(a) Assume that J-O doesn't divide aJ + bO
(b) Assume that 3 divides a + b
(c) Then by the Lemma above J-O divides aJ + bO
(d) But this is not true by the assumption in (a) so we have a contradiction and we reject the assumption in (b) and conclude that 3 doesn't divide a+b.

(2) This means that we have the following possible cases:

(a) a = 3g, b = 3k ±1
(b) a = 3g ±1, b = 3k
(c) a = 3g ±1, b = 3k ±1

(3) Let λ = gJ + kO. Then in each of the three cases we have:

(a) (3g)J + (3k ±1)O = 3λ ±O
(b) (3g ±1)J + (3k)O = 3λ ±J
(c) (3g ±1)J + (3k ±1)O = 3λ ±1

(4) We can rewrite this as 3λ + ε where ε = ±O, ±J, or ±1.

(5) We can cube this result to get:
(3λ + ε)3 = (9λ2 + 6λε + ε2)(3λ + ε) =
=27λ3 + 18λ2ε + 3λε2 + 9λ2ε + 6λε2 + ε3 =
= 9 (3λ3 + 3λ2ε + λε2) + ε3

(6) Additionally, we note that ε3 = ±1 since:

(a) O3 = -1
(b) (-O)3 = 1
(c) J3 = -1
(d) (-J)3 = 1
(e) 13 = 1
(f) (-1)3 = -1

(7) Hence, we have shown that:
(aJ + bO)3 ≡ ±1 (mod 9).

QED

Lemma 9: J - O divides 3.

(1) 3 = 3J + 3O
(2) Since 3 + 3 is divisible by 3, then 3J + 3O is also divisible by J - O. [See above]

QED

Corollary 9.1: (J-O)3 divides 9.

(1) (J - O)3 = (J2 - 2JO + O2)(J - O) =
J3 - 2J2O + JO2 - J2O +2JO2 - O3 =
-1 -3J2O + 3JO2 + 1 =
3(JO2 - J2O)

(2) Since O2 = -J and J2 = -O, we get:
3(O2 - J2) = 3(O - J)(O + J) = 3(-1)(1)(J - O)

QED

Lemma 10: (J - O)2 = -3

(1) (J - O)2 = J2 - 2JO + O2

(2) Since OJ = 1, -2JO = -2.

(3) Since O2 = -J and J2 = -O, we get J2 + O2 = -O + -J = -1(O + J) = -1.

QED

Scouse Rob said...

I don't understand the reasoning in the following Lemma:

Lemma: If J - O doesn't divide aJ + bO, then aJ + bO ≡ ±1 (mod 9)

Do you mean (aJ + bO)^3 ≡ ±1 (mod 9)?

In step (5) you show that:
(aJ + bO)^3 ≡ ε^3 (mod 9)

In step (6) you show that ε^3 = ±1.

I don't understand step (7) unless it should be (aJ + bO)^3 instead of (aJ + bO).

Thanks

Rob

Larry Freeman said...

Hi Rob,

You are correct in your reasoning.
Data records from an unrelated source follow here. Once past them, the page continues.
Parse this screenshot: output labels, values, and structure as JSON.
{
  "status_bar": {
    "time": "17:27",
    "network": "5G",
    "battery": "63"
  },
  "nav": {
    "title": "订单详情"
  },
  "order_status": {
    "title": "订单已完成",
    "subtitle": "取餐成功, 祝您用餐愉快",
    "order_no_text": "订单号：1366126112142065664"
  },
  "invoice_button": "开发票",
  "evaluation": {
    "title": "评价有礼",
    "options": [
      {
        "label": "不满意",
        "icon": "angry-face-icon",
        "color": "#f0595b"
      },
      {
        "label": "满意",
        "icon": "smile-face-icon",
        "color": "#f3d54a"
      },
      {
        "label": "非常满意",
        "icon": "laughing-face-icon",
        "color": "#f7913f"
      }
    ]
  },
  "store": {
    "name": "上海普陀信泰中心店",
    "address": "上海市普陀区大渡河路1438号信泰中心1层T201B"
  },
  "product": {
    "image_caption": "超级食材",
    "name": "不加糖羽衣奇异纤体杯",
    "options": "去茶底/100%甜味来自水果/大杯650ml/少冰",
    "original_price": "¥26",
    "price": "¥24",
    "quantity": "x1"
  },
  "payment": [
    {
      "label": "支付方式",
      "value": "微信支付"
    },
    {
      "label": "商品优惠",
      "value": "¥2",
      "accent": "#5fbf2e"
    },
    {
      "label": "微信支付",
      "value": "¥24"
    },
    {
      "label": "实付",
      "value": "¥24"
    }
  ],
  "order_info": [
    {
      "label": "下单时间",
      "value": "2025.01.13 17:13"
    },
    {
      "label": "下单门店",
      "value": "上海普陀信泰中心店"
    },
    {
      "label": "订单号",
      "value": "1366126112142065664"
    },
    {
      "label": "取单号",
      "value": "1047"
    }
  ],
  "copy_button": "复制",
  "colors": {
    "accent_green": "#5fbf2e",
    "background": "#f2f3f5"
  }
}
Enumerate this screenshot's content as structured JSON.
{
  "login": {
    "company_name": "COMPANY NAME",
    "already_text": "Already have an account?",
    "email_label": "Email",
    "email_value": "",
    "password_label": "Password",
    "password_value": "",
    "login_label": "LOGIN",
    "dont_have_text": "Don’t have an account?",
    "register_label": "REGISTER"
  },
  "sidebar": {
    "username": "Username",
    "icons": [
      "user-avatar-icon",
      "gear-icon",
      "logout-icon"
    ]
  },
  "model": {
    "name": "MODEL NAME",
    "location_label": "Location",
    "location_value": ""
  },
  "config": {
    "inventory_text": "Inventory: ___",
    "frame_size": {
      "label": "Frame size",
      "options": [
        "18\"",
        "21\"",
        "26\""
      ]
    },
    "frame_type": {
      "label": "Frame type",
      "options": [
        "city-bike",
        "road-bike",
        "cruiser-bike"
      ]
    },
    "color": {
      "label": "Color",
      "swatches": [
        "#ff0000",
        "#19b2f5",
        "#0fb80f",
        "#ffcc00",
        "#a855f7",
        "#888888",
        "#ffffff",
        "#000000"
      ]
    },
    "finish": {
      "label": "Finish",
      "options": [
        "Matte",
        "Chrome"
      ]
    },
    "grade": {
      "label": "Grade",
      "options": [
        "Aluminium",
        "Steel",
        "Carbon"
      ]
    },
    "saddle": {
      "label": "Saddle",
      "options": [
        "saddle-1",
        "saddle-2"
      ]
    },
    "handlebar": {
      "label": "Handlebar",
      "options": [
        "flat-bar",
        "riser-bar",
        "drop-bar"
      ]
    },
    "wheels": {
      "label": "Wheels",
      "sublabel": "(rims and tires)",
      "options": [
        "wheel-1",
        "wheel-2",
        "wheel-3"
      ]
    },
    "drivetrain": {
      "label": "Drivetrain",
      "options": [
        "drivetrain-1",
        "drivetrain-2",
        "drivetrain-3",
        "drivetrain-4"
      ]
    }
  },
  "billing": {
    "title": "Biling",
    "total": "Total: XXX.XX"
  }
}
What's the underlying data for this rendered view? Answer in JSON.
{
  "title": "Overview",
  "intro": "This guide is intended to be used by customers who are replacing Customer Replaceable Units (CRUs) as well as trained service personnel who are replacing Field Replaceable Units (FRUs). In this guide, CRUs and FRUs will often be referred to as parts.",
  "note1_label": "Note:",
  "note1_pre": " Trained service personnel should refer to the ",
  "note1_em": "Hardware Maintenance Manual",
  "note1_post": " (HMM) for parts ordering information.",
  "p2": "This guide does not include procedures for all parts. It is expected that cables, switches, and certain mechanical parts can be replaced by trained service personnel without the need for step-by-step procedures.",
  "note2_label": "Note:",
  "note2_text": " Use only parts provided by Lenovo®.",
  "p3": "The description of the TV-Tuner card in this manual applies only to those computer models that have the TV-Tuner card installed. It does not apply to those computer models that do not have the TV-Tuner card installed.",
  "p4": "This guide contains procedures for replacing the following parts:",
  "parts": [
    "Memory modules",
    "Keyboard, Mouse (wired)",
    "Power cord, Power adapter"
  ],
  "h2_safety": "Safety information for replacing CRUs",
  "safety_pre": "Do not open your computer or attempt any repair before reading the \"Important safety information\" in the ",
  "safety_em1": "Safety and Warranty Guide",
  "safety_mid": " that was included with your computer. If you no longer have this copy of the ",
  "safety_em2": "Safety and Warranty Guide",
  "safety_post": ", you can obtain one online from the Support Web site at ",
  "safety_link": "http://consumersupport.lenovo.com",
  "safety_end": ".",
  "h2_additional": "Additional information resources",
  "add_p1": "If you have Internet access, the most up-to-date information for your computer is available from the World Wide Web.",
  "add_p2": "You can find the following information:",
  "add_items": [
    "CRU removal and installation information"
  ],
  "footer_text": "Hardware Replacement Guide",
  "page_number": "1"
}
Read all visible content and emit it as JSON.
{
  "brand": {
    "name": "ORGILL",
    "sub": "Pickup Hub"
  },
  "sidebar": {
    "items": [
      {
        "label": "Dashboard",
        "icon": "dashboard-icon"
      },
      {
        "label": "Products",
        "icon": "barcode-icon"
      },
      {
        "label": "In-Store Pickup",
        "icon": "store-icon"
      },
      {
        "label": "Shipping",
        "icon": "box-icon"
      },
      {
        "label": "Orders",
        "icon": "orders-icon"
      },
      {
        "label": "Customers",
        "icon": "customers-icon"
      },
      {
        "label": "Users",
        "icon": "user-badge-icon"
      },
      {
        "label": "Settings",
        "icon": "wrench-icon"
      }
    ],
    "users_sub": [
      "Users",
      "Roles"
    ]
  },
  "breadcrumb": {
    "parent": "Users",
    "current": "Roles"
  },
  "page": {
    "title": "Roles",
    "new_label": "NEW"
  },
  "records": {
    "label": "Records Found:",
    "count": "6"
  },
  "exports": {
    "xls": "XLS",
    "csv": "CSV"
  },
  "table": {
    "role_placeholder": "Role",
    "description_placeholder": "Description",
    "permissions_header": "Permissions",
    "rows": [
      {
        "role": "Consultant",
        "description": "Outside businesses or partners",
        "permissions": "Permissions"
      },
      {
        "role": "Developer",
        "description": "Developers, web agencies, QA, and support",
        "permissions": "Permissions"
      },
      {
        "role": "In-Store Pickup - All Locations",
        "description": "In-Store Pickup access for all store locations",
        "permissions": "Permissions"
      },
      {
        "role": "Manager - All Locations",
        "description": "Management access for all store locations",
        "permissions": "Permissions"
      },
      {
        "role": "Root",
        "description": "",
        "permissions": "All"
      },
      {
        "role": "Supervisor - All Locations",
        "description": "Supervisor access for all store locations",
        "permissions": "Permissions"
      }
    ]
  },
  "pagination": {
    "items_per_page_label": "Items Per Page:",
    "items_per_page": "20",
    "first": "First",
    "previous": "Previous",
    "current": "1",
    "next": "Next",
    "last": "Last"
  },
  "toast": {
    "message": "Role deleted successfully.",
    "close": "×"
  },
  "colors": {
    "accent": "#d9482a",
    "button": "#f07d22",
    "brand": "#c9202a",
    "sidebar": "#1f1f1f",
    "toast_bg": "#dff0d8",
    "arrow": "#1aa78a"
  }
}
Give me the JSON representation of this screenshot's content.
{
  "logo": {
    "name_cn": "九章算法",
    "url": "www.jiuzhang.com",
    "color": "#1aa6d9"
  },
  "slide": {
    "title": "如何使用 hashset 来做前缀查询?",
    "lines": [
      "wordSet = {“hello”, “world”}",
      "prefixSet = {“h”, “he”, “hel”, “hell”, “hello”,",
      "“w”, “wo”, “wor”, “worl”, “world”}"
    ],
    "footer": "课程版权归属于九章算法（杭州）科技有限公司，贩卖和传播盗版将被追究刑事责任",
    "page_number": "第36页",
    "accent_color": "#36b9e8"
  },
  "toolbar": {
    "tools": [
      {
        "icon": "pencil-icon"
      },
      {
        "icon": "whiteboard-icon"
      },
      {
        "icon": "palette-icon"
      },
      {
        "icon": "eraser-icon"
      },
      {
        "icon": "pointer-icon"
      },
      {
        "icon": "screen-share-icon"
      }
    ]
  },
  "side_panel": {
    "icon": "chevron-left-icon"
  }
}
I've updated the proof.

Cheers,

-Larry